Iran state TV airs 'confession' of detained CIA spy

In taped interview, Amir Mirza Hekmati says he received training by US intelligence services.

December 18, 2011 23:27
1 minute read.
Iranian accused of spying, Amir Mirza Hekmati

Iranian accused of spying, Amir Mirza Hekmati 311. (photo credit: Iranian state TV)


Dear Reader,
As you can imagine, more people are reading The Jerusalem Post than ever before. Nevertheless, traditional business models are no longer sustainable and high-quality publications, like ours, are being forced to look for new ways to keep going. Unlike many other news organizations, we have not put up a paywall. We want to keep our journalism open and accessible and be able to keep providing you with news and analyses from the frontlines of Israel, the Middle East and the Jewish World.

As one of our loyal readers, we ask you to be our partner.

For $5 a month you will receive access to the following:

  • A user uxperience almost completely free of ads
  • Access to our Premium Section and our monthly magazine to learn Hebrew, Ivrit
  • Content from the award-winning Jerusalem Repor
  • A brand new ePaper featuring the daily newspaper as it appears in print in Israel

Help us grow and continue telling Israel’s story to the world.

Thank you,

Ronit Hasin-Hochman, CEO, Jerusalem Post Group
Yaakov Katz, Editor-in-Chief

UPGRADE YOUR JPOST EXPERIENCE FOR 5$ PER MONTH Show me later Don't show it again

TEHRAN - Iranian state television on Sunday aired what it described as the confession of an Iranian man detained for spying for the CIA.

State television broadcast a taped interview with Amir Mirza Hekmati, in which he said he had received training by the US intelligence services.

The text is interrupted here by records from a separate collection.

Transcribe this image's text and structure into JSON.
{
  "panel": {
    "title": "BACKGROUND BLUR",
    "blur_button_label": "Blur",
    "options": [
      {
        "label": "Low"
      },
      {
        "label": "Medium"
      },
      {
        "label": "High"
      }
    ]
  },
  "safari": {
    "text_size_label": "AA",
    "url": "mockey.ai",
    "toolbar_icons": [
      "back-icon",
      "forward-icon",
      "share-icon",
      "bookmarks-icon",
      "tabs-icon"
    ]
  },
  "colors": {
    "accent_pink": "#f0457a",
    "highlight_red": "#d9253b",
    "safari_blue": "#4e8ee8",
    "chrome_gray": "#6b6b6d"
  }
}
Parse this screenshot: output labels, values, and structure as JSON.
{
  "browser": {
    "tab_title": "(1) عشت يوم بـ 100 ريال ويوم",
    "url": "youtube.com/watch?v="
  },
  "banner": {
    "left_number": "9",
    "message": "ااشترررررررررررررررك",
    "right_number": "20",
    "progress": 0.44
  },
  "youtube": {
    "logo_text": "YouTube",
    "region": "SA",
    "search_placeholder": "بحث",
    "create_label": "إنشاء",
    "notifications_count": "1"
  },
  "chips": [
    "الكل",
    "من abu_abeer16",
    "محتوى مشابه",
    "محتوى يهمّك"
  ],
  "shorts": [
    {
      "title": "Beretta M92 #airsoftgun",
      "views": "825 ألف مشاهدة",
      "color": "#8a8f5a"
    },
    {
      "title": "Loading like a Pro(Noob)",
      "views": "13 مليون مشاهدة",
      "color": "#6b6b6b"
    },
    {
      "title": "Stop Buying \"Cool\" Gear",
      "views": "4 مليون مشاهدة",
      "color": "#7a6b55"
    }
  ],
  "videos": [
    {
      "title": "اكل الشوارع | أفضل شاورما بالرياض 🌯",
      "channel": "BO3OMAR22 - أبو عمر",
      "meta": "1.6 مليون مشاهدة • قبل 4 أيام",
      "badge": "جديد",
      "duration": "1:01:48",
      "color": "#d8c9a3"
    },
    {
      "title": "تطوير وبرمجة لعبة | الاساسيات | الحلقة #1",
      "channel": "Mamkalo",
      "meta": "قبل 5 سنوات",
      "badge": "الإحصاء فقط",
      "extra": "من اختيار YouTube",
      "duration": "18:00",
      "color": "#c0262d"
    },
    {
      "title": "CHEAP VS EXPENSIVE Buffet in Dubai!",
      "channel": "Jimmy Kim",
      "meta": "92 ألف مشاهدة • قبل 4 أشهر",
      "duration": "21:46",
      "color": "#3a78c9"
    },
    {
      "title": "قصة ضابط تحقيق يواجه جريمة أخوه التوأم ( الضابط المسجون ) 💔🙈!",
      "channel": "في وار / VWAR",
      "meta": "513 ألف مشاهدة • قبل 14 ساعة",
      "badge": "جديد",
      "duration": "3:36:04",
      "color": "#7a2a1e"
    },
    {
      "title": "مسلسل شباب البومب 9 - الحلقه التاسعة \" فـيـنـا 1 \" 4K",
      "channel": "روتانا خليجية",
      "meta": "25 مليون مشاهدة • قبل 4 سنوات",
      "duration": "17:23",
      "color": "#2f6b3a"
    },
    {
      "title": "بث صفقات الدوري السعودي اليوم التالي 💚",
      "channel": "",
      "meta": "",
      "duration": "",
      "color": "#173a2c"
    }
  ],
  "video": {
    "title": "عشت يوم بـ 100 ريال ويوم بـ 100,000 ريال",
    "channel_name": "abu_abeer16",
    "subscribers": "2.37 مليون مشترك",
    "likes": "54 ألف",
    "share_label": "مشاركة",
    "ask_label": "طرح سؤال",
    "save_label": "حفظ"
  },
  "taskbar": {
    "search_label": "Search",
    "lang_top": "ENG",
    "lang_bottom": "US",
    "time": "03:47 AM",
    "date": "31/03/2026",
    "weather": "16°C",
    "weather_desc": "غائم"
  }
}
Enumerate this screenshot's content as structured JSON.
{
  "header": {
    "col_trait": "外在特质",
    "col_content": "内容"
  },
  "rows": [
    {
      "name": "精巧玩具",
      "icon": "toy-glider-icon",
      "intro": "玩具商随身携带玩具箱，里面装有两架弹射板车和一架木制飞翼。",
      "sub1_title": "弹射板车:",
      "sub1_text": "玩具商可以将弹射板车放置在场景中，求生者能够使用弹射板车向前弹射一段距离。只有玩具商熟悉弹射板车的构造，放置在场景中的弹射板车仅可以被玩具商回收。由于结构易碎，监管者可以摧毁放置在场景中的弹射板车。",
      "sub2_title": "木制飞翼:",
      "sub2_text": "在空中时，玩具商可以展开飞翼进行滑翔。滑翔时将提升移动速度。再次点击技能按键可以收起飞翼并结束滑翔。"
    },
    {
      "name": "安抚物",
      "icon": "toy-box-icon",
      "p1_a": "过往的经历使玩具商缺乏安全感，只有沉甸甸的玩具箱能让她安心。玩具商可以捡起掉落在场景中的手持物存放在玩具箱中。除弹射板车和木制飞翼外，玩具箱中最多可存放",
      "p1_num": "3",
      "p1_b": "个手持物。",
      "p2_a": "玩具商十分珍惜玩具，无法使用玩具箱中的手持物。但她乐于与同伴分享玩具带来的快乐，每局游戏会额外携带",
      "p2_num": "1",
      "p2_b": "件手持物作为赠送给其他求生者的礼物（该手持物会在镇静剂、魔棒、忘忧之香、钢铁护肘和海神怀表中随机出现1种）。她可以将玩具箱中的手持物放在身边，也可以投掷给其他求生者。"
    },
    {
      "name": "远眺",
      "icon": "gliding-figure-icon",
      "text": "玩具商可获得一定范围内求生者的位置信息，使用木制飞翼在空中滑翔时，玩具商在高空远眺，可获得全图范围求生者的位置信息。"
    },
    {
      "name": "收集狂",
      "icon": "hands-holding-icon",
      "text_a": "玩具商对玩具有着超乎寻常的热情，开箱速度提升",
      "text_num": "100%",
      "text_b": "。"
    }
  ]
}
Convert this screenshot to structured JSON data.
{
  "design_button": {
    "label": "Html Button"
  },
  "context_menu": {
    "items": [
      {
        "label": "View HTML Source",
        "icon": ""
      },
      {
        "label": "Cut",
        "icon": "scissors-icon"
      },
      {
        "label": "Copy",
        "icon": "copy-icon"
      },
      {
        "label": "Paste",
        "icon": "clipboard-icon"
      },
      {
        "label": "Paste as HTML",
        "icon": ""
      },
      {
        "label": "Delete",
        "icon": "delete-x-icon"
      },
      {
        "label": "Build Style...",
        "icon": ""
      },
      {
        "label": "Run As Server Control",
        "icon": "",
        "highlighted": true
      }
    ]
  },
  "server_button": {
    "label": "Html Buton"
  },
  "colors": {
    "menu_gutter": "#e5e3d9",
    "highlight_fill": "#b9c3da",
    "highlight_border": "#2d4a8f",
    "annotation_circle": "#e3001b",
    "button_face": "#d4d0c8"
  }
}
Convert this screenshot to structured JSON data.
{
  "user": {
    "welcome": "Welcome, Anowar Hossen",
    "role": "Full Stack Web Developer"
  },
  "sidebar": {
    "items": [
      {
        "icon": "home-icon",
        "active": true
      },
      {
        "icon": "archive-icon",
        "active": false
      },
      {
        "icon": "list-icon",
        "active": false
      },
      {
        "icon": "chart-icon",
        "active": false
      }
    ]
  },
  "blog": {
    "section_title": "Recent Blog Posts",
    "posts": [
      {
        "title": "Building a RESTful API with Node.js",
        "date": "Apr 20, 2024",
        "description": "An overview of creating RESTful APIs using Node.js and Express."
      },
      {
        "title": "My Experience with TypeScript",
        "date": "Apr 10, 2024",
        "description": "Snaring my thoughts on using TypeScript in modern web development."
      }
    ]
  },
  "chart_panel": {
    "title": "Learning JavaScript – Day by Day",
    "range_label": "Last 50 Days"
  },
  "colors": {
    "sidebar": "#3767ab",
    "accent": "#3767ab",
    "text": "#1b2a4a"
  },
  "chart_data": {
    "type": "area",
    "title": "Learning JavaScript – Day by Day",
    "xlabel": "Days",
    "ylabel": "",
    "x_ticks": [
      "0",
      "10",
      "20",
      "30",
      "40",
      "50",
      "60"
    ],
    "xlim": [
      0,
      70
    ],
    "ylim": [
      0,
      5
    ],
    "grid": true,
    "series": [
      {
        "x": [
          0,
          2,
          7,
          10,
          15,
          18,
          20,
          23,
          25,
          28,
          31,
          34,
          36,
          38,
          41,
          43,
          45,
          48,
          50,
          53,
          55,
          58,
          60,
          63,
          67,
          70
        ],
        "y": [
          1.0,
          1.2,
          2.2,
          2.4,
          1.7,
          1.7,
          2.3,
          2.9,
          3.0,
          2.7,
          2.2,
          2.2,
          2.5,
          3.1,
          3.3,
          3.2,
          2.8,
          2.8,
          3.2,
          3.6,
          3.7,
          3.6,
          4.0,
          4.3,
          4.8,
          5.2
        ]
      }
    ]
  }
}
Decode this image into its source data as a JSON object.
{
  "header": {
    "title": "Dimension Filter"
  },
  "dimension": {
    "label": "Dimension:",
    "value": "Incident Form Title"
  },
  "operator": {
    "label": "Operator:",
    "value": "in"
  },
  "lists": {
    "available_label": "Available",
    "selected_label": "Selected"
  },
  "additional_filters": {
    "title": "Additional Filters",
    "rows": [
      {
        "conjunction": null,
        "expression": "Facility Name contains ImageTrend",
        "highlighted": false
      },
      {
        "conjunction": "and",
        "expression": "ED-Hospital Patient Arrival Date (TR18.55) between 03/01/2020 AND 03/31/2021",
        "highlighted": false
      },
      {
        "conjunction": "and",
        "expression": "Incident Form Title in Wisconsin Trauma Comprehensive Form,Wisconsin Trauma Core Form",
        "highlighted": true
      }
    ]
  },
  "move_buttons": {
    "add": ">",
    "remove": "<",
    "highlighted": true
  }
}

The channel said he had been sent to Iran to provide misinformation to Iranian intelligence.

Be the first to know - Join our Facebook page.

Iran says it arrests another CIA spy
'CIA spies caught in Iran, Lebanon, feared dead'

Iran's Intelligence Ministry said on Saturday it had captured a CIA spy of Iranian origin who had received training in the US Army's intelligence units and spent time at US military bases in Iraq and Afghanistan.

State television showed Hekmati seated, wearing an open-necked shirt.

"They (US agents) told me, 'If you are successful at this mission we can train you further, we can give you other missions ... This mission requires that you travel to Iran,'" he said, appearing calm.

In a video with a voice-over in the channel's main news bulletin, pictures of Hekmati were shown in what seemed to be US military bases.

"I was in a spying center in Bagram (a major US base in Afghanistan) ... I went to Dubai and then ... I flew to Tehran," Hekmati said, without mentioning the date.

"They told me, 'You will become a source of military and intelligence information for the Iranians for three weeks and we will give you money for this and then you will return.'"

Iran's state television has in the past broadcast confessions from those accused of threatening state security.

In May, Tehran announced the arrest of a network of 30 CIA-backed spies involved in sabotage and espionage.

On Tuesday 15 people were indicted for spying for Washington and Israel. Under Iran's Islamic law, espionage can be punishable by death.

Related Content

Bushehr nuclear Iranian
August 5, 2014
Iran and the bomb: The future of negotiations